No, it's just good time to start sharing and learning through this blog again. Since returning to the trading world in January, I've been reading and hearing a lot, absorbing many new ideas and fundamentals that I unconsciously boycotted in years past. It's that "more I learn, less I know" thing.
So, after walking away last June or July (after making around 35% in early 2009, then losing most of it back in the downturn), I spent most of my free time doing something new. I took care of some basic heath issues, nothing serious, yet I knew it was time to get some of the flab off my sad, middle-aged body. Working out after work in the midnight hour did me wonders physically and mentally. So did sleeping in during market hours (3:30-10 a.m. here). So I skipped early-morning Hawaiian time Squawk Box, opening bells and even Fast Money and Mad Money.
Staying out of the market for seven or so months was all to my detriment as the market roared ahead the rest of '09. So I've been back, learning, trading cautiously, then not so cautiously ... trying to trade with more discipline, then failing, then more. It's a battle that has been worthwhile to this point despite my floundering ways at times. Between actualized and paper profits, up about 18% since January. Again, should be much higher if not for 1) profits I left on the table waiting too long to rein them in, and 2) issues like oversleeping (re: early hours) through premarket.
Classic example was this morning. The game plan was to sell IMAX before earnings (2:30 a.m. Hawaii time) for a quick profit after scaling in on Wednesday at 20.28. Shares reached 21.60 premarket, then earnings news came out and the stock took a dive.
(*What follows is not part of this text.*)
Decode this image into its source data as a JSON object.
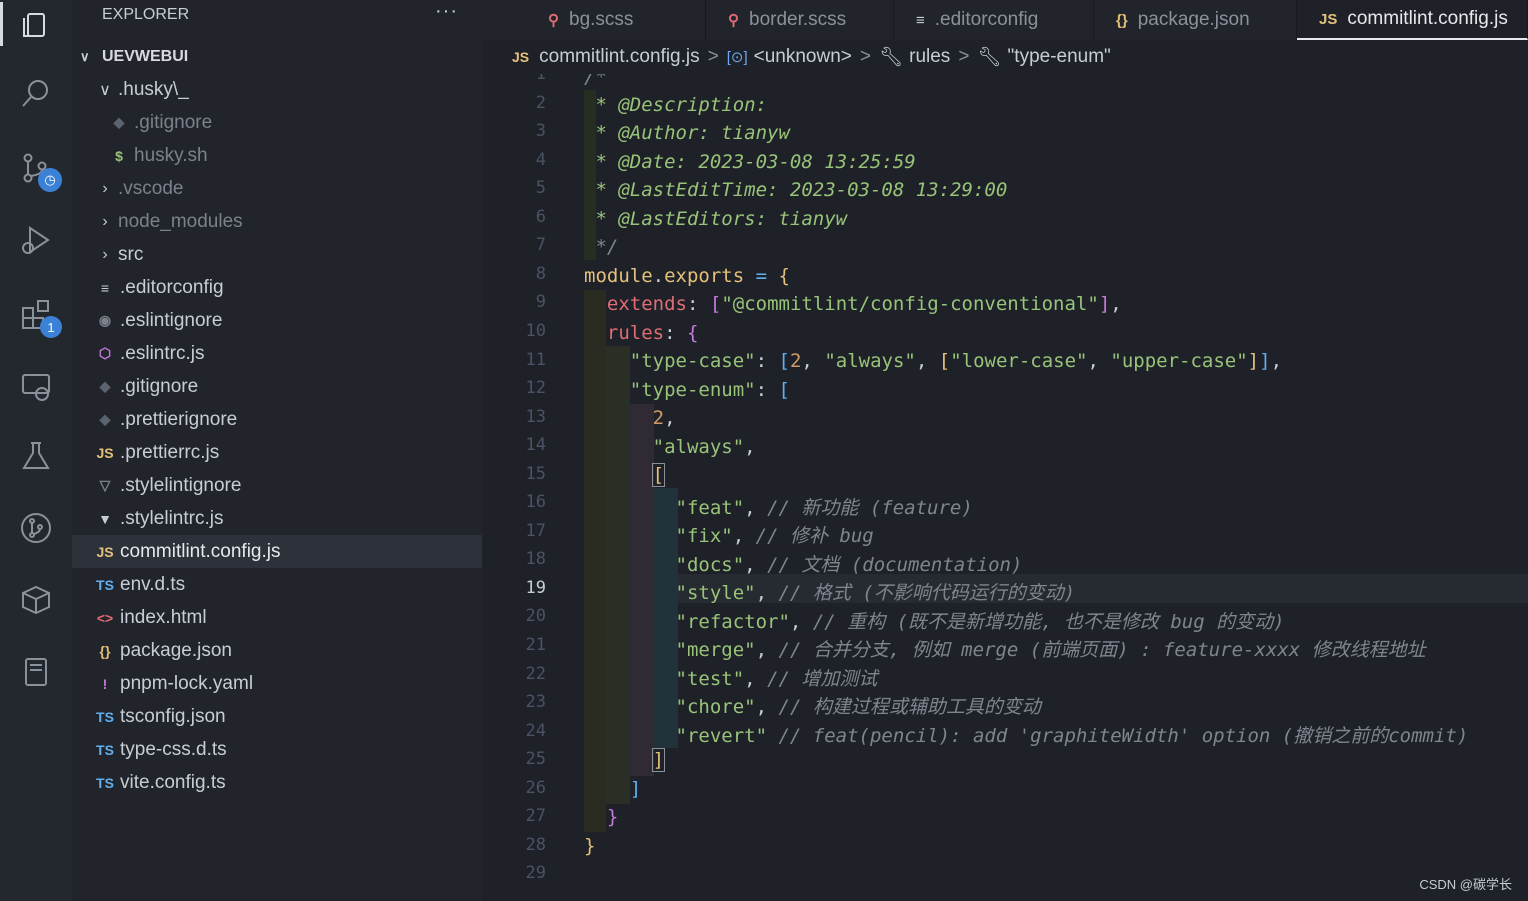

I didn't sell. I was in bed, having turned off my alarm (I guess?) at 1:40 a.m. By the time I was up, IMAX was down below 20.
The solution is simple: Never go to bed after midnight. (Normally, I'm usually up until and through the opening bell anyway.) And pop open my favorite energy drink(s) once it's past midnight, especially if my strategy for the day involves premarket selling.
So there I go. Trying to narrow down mistakes and challenges while boosting profit. I will tend to dwell on my screw-ups. It's a habit. But more importantly, I hope folks can give me solid, constructive information beyond what I've read and listened to.
Ultimately, trading is a skill in itself that no book can do for me. All tips and shared knowledge, though, are always, always welcome and appreciated. See, all the journaling I do, all the record-keeping I keep on every trade, every thought of a possible trade ... it helps a lot. But at some point, feedback is crucial to really expand and grow. Maybe it's a form of accountability. Or maybe it's just that two heads are usually better than one.
And now, the focus is on execution, which requires discipline, a game plan and more discipline.